== Work required ==
In the reply, give back exactly the lines from the one with "Convert this screenshot" through the last line of the records, without pictures.

Records from a data source
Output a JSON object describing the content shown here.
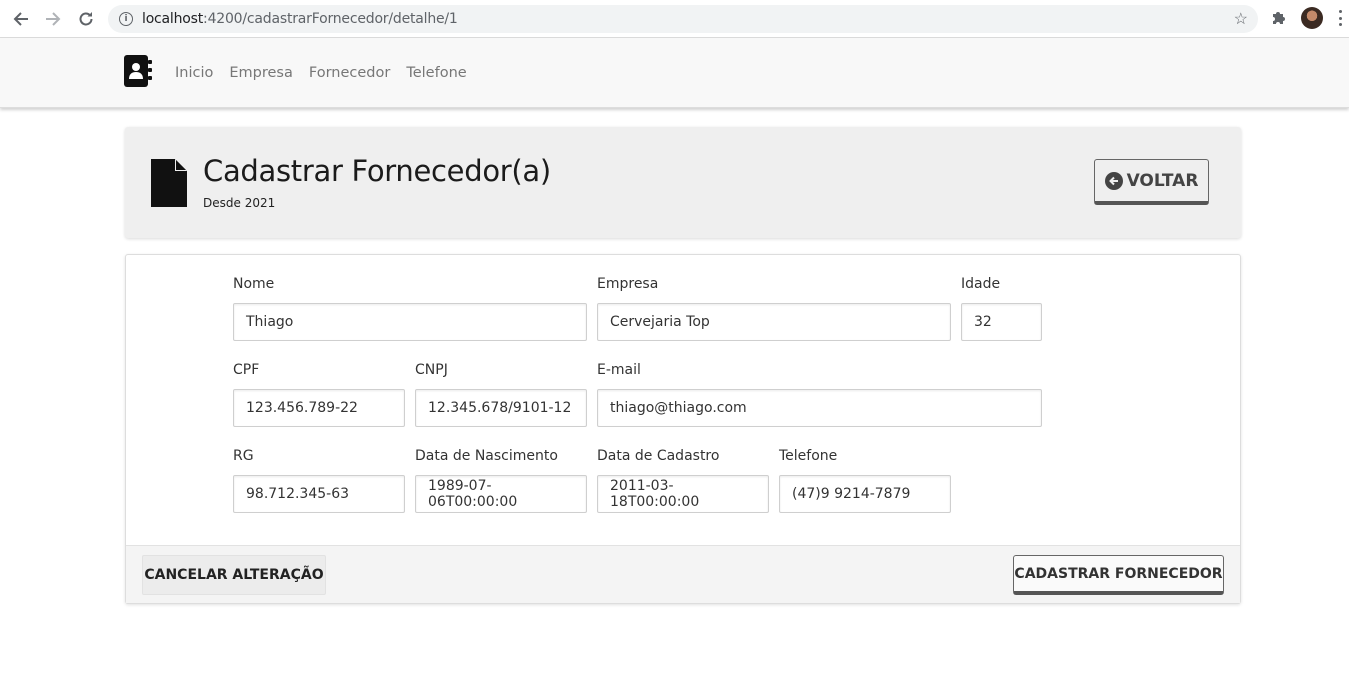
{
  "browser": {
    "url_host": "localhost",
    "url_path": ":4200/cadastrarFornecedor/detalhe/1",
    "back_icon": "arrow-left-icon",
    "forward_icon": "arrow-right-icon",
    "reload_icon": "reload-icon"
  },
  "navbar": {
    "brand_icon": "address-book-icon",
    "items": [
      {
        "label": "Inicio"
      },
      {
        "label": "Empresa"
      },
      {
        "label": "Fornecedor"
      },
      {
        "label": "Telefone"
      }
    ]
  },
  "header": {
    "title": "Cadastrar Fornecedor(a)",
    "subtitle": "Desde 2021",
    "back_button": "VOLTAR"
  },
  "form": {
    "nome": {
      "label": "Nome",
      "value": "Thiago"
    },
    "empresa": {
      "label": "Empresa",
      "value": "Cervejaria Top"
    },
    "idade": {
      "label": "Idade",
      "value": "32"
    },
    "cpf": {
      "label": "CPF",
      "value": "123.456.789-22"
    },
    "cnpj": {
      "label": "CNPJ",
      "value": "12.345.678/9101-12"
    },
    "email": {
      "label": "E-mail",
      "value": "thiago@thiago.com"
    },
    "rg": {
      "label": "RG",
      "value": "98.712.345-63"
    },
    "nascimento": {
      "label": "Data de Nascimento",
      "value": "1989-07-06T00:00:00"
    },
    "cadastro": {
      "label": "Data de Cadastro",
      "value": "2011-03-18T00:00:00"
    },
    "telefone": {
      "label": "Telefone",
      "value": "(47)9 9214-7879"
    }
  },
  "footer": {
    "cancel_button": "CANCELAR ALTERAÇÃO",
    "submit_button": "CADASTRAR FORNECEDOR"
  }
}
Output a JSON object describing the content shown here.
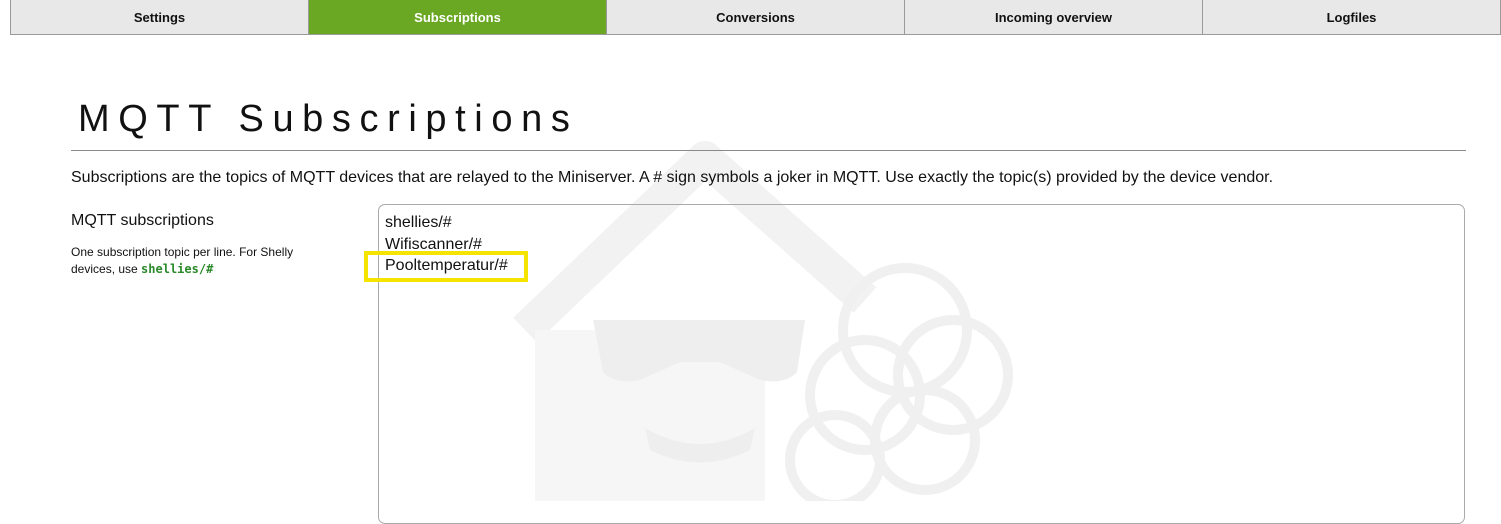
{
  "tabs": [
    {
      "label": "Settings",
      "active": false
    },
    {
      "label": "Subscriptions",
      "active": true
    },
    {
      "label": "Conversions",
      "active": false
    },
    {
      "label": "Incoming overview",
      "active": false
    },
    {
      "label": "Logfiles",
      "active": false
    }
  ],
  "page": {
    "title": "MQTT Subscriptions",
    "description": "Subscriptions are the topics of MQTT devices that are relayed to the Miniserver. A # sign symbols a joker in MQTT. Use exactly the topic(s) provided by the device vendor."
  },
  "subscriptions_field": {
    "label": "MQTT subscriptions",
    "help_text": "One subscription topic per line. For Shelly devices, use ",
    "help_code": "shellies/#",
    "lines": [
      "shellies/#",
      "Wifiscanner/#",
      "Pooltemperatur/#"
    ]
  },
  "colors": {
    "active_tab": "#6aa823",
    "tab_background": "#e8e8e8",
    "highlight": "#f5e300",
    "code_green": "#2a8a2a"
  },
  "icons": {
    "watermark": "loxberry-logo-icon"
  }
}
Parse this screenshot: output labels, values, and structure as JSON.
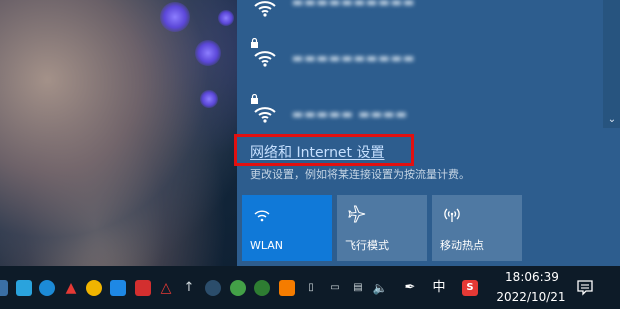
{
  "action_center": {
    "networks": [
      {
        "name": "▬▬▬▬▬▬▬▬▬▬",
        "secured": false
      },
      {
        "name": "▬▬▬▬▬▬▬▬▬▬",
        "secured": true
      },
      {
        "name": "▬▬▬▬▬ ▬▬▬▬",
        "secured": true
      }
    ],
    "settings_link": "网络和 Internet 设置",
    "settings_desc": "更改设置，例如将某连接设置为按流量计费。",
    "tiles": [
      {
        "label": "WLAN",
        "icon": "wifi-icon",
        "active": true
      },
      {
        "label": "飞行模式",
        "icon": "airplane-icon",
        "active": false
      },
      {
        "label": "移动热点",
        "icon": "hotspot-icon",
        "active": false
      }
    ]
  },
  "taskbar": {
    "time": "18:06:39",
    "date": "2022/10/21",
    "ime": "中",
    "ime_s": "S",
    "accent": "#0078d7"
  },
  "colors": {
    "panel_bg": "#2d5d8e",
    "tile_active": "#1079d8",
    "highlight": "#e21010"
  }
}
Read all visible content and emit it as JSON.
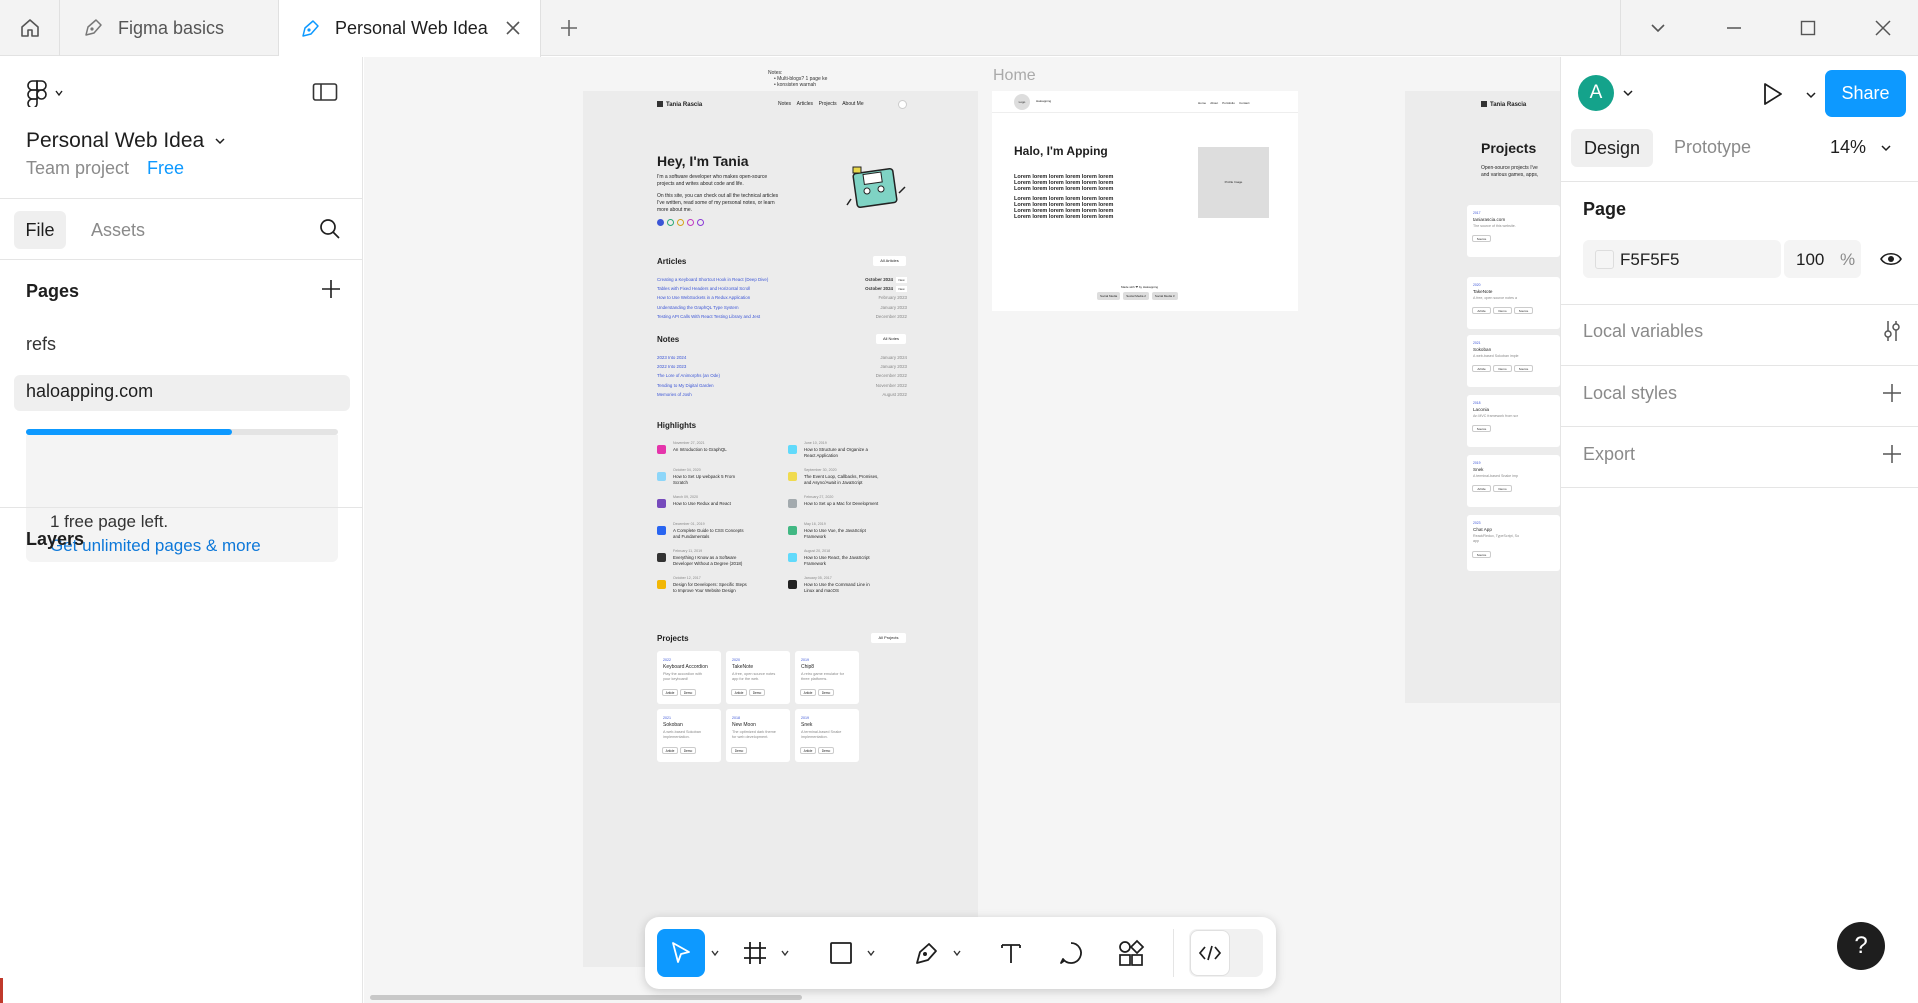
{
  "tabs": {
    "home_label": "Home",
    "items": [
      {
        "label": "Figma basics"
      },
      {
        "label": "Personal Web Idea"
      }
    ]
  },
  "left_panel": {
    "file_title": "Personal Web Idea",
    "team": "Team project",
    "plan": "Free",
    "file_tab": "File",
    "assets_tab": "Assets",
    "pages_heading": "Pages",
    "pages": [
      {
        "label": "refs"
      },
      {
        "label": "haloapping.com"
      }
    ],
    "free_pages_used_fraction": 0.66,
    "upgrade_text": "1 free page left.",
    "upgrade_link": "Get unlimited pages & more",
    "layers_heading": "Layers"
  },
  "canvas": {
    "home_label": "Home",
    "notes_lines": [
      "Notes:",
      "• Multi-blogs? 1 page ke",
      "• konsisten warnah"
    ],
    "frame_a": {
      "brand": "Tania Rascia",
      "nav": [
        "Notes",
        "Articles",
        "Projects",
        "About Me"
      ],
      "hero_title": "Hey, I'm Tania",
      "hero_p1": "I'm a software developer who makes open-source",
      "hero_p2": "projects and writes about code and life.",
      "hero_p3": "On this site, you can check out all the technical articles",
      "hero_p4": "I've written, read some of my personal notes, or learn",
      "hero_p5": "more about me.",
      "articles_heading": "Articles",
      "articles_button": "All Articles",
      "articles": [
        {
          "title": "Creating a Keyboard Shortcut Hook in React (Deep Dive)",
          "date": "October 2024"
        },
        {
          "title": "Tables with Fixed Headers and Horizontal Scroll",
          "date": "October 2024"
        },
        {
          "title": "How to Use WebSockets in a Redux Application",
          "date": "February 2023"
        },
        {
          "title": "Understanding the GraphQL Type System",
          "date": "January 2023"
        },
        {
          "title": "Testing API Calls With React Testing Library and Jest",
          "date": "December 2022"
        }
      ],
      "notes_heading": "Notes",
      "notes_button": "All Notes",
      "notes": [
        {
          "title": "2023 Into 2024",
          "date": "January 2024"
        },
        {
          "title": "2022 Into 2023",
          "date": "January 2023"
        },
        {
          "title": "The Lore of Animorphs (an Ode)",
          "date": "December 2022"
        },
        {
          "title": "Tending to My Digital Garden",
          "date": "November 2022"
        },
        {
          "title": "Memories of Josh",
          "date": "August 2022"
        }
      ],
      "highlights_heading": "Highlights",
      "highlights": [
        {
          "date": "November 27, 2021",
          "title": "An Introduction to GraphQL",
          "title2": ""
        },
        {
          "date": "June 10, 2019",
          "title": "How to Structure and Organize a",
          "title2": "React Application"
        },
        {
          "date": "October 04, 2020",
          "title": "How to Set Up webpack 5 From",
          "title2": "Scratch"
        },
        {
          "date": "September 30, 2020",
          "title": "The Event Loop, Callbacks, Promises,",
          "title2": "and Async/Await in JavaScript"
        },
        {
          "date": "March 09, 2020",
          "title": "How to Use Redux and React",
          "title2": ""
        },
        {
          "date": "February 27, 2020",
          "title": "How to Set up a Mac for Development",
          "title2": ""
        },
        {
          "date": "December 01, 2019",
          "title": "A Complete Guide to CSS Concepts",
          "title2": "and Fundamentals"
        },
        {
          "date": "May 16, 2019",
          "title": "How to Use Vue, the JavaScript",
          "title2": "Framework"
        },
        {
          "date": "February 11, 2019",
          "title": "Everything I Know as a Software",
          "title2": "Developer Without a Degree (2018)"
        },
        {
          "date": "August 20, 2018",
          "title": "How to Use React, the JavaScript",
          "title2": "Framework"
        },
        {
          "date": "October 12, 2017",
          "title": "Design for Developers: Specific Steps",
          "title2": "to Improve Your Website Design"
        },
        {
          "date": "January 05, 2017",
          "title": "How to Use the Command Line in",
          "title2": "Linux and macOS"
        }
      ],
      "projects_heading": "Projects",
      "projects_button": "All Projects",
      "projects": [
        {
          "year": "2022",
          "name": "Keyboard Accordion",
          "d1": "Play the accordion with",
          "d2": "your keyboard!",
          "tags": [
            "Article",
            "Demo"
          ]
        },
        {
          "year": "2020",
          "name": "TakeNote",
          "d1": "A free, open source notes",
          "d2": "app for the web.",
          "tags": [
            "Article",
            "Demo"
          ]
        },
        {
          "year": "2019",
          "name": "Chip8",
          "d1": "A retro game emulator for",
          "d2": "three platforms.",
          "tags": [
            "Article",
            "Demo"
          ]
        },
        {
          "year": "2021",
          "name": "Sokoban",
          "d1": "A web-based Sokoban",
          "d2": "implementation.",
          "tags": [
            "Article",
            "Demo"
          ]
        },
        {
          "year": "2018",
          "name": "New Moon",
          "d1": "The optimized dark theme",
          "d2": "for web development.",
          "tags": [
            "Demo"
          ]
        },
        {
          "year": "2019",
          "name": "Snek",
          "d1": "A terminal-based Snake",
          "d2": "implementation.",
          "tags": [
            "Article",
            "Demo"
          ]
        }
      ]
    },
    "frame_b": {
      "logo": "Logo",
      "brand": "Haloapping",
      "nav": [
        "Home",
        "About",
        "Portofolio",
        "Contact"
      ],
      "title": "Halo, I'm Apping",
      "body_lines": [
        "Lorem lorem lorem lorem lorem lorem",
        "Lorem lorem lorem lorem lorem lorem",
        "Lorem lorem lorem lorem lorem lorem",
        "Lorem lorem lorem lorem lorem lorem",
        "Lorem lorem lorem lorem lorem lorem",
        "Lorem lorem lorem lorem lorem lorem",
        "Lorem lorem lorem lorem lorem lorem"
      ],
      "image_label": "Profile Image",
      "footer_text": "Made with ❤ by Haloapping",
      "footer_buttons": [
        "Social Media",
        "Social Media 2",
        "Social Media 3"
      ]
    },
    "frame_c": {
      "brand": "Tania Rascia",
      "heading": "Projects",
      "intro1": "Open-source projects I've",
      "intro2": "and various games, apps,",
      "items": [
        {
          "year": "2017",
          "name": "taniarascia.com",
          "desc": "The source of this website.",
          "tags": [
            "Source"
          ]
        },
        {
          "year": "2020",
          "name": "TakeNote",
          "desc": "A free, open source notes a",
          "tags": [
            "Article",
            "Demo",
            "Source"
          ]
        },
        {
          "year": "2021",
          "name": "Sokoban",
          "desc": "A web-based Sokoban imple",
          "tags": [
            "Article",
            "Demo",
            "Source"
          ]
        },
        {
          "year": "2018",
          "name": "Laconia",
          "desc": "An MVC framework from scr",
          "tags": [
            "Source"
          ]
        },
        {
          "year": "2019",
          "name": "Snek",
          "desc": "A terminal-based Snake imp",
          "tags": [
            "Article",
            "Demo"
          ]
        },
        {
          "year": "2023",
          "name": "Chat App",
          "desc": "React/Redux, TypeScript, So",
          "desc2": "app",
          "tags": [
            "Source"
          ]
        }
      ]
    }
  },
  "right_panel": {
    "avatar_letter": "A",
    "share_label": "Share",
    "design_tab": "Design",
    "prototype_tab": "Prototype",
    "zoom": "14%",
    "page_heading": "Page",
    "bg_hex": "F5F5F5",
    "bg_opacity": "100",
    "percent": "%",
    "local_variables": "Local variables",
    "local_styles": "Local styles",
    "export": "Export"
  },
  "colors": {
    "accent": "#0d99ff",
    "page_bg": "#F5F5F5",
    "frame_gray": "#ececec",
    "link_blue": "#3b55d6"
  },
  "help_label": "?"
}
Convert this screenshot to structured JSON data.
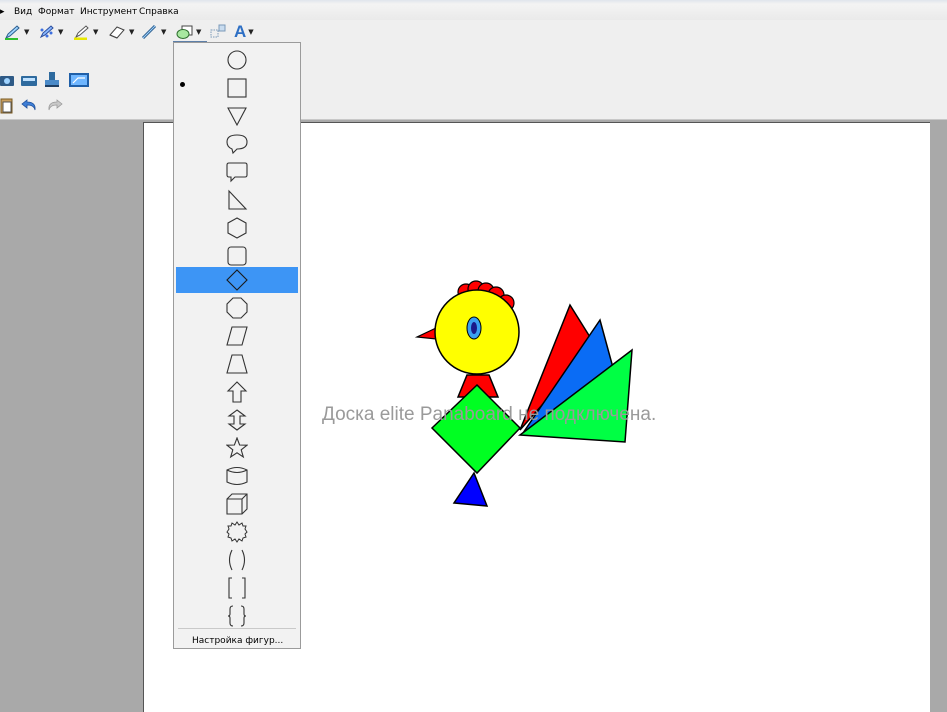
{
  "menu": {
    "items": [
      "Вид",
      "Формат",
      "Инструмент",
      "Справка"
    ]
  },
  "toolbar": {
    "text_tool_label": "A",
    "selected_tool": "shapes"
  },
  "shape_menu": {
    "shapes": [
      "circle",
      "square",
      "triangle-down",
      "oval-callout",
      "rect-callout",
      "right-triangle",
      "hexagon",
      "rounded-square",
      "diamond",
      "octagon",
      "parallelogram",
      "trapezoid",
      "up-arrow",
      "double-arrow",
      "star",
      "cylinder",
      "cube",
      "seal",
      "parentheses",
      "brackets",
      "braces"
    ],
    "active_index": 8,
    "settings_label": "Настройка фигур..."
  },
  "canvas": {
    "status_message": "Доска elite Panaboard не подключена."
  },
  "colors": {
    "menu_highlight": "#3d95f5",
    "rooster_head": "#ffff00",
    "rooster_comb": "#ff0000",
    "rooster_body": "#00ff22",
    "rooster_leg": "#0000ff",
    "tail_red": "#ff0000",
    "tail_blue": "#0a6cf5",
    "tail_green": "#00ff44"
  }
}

== Written reply ==
Convert this screenshot to structured JSON data.
{
  "menu": {
    "items": [
      "Вид",
      "Формат",
      "Инструмент",
      "Справка"
    ]
  },
  "toolbar": {
    "text_tool_label": "A",
    "selected_tool": "shapes"
  },
  "shape_menu": {
    "shapes": [
      "circle",
      "square",
      "triangle-down",
      "oval-callout",
      "rect-callout",
      "right-triangle",
      "hexagon",
      "rounded-square",
      "diamond",
      "octagon",
      "parallelogram",
      "trapezoid",
      "up-arrow",
      "double-arrow",
      "star",
      "cylinder",
      "cube",
      "seal",
      "parentheses",
      "brackets",
      "braces"
    ],
    "active_index": 8,
    "settings_label": "Настройка фигур..."
  },
  "canvas": {
    "status_message": "Доска elite Panaboard не подключена."
  },
  "colors": {
    "menu_highlight": "#3d95f5",
    "rooster_head": "#ffff00",
    "rooster_comb": "#ff0000",
    "rooster_body": "#00ff22",
    "rooster_leg": "#0000ff",
    "tail_red": "#ff0000",
    "tail_blue": "#0a6cf5",
    "tail_green": "#00ff44"
  }
}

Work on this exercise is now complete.